Sifting through an influx of unsolicited manuscripts…
Negotiating rights deals at the London Book Fair…
Juggling overlapping deadlines…
A multitude of authors raising royalty and advance queries…
Book publishing is a busy, blossoming industry. Publishing has undergone considerable changes over the thirty years, from the emergence of digital content, the rise of imprints dedicated to commissioning BAME (Black, Asian and Minority Ethnic) authors, to the surge of co-publishing partnerships intent on delivering thought-provoking and absorbable content.

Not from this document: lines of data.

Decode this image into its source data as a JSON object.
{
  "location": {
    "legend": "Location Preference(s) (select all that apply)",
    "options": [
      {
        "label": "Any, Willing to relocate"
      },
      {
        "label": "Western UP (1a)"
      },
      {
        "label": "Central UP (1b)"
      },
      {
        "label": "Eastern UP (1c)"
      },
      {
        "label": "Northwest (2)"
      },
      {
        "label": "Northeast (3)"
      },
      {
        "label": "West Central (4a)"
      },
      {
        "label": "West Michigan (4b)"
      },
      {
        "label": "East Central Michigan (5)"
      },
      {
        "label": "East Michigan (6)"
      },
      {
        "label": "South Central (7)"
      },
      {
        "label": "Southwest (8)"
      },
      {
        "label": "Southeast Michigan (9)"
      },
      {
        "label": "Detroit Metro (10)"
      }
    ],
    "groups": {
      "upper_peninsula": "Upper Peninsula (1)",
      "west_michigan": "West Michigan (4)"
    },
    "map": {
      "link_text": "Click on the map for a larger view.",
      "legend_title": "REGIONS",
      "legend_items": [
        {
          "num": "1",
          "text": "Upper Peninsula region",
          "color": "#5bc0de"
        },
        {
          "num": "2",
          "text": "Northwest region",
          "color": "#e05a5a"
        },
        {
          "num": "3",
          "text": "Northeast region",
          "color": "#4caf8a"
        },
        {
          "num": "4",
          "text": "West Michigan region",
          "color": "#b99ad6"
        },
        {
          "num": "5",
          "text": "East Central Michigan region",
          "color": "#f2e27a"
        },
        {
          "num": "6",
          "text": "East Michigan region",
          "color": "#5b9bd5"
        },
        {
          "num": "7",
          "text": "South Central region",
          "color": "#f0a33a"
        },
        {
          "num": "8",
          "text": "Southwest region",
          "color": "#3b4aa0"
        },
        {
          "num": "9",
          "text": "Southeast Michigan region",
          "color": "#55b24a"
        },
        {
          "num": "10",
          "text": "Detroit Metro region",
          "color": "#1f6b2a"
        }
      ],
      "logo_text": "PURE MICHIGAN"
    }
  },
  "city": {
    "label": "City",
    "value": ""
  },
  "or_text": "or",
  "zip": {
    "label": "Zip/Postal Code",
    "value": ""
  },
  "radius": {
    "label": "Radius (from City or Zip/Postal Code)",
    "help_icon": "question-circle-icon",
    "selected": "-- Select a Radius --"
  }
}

Project management has been a comparatively linear process throughout the publishing industry used within commissioning, manuscript development, production, and, eventually, publication. I asked David Atkins (Content Delivery & Production Manager), Richard Bell (Senior Commissioning Editor) and Craig Smith (Managing Editor) to draw upon their experience to consider how PRINCE2 can be tailored to a publishing project: how the principles, themes and processes can be utilized to publish a book.
In your previous roles, what sort of project management methods did you use for editorial project management?
David: I used PRINCE2® at MacMillan and Oxford University Press. Like AXELOS, they had a dedicated PMO team, which makes publishing a book much more effective as it allows you to focus on the workstream.
Craig: I never knowingly used PRINCE2 at any of my previous publishers, working on the sales, marketing and editorial side of things. However, every publisher used processes and best practice that align with PRINCE2. For example, once a book had been published for six months, we would evaluate its sales and social media success, to see what we could learn for future projects. This is the equivalent of a lesson learned log.
How does AXELOS use PRINCE2 for a publishing project?
David: We tailor PRINCE2 to deliver the project through waterfall or agile. Waterfall means that we complete the project in phases and each phase depends on the deliverables of the previous one. Agile means that the project is completed in small sections or iterations. The approach becomes waterfall once we pass our books onto our co-publishing partner, TSO, for typesetting and printing.
The project to develop and write the ITIL 4 core guidance was an example of PRINCE2 working very well. The entire company was aligned and understood their role in the creation of the finished manuals, the accompanying certification, supplementary content and marketing collateral.
Craig: Core guidance was not a business as usual project. It is imperative that PRINCE2 is tailored in order to deliver effective editorial project management.
Richard: We do not apply the full weight of PRINCE2 to our core guidance. We focus on communications management, and stakeholder engagement in author relationship management. It’s a refined and organized way to manage author relationships.
How could we use the PRINCE2 method more effectively?
David: We need to remind ourselves that the project does not finish on publication day. The market feedback needs to be absorbed and implemented during our 1st/2nd/3rd impression. There needs to be an entire process for this.
Richard: PRINCE2 is a collection of best practices, so yes, we have curated and refined it for developing a publishing a book. One area we could improve is to think through and document the processes for creating new impressions and new editions of the guidance.
How could book publishers benefit from implementing PRINCE2 to solve typical publishing problems, e.g. submission deadlines, author management?
David: Because editors have a variety of responsibilities, it is often wise to combine roles. For example, sometimes the roles of development editor and copy editor are covered by one person.
Also, publishers should give serious thought to the adoption of agile delivery (PRINCE2 Agile). For example, they could work cross-departmental as they prepare a book for publication, such as editorial working closely with sales and marketing. It would allow the publisher to react quickly to lessons learned during the development process, which might help shape a marketing campaign.
Craig: Editors invariably have many projects on the go at once. Though every project is different, they invariably have processes in common. There is a lot of delegation involved, passing work to authors, reviewers, typesetters, etc. Each delegation is a work package that can be managed individually, with an individual sign-off.
Richard: The biggest risk we take as publishers is frequently the choice of author. The IP that we want to create is literally coming from them. We need to secure their engagement. Microsoft Teams is an effective platform for communication and is embedded within our communications management approach for working with authors. It manages the risk of miscommunication.